What the exercise asks:
Take each line in the entries below that holds "icon" and show it.

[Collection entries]
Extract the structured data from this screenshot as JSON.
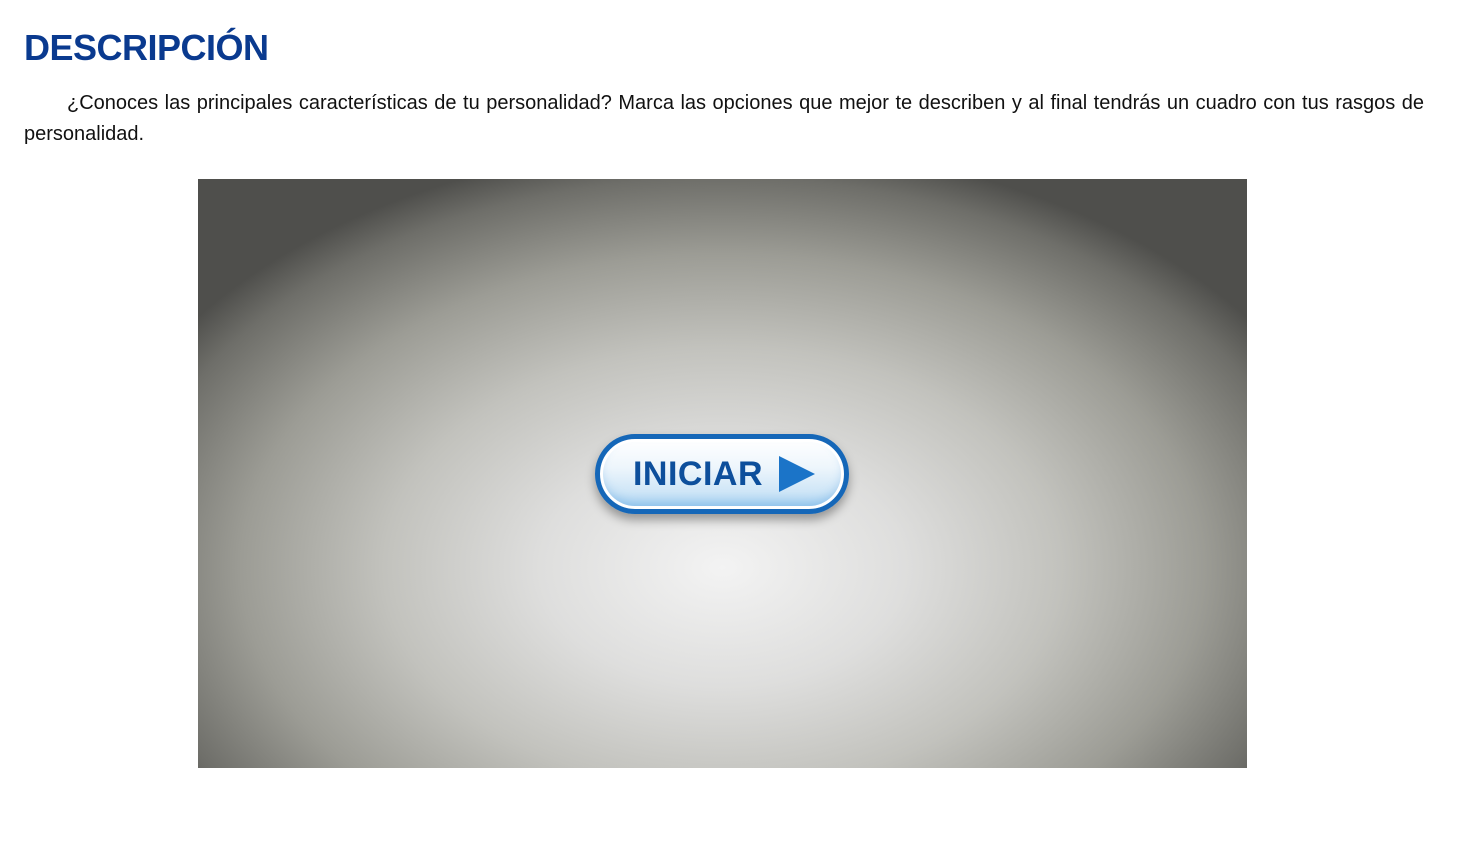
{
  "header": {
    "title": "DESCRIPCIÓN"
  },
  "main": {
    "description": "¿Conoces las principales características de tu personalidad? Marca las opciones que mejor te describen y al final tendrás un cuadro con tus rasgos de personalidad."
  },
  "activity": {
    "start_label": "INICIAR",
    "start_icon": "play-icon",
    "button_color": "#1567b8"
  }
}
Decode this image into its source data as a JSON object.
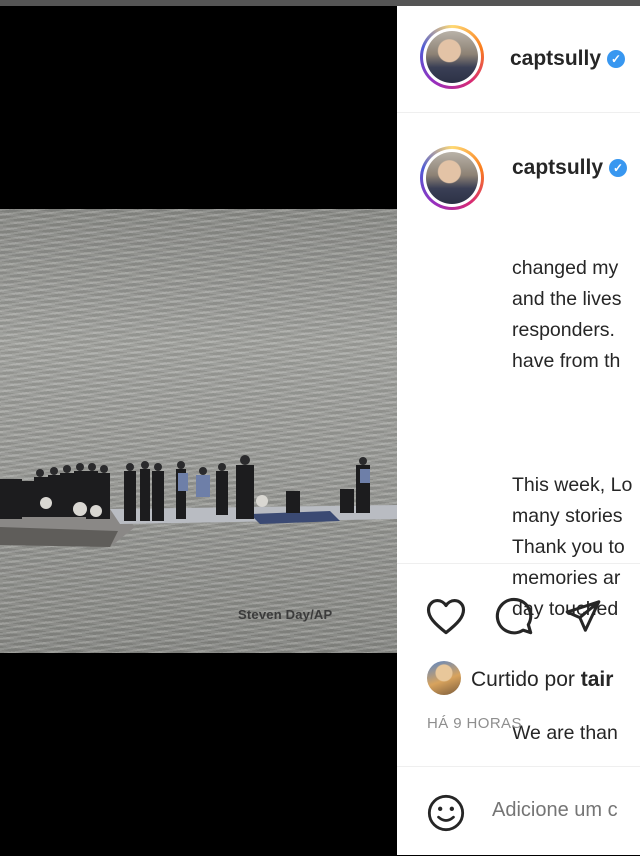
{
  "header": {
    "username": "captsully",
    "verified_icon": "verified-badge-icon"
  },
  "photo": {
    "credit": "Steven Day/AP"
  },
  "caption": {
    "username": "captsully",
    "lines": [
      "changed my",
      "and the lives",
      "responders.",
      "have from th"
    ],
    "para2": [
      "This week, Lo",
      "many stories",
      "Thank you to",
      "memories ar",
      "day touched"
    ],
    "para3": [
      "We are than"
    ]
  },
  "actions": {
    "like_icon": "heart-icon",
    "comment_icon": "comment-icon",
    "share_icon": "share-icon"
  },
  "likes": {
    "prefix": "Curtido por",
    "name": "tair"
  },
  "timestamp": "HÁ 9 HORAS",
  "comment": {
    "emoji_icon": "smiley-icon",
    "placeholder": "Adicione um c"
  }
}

Written response:
    "start_icon": "play-icon",
    "verified_icon": "verified-badge-icon"
    "like_icon": "heart-icon",
    "comment_icon": "comment-icon",
    "share_icon": "share-icon"
    "emoji_icon": "smiley-icon",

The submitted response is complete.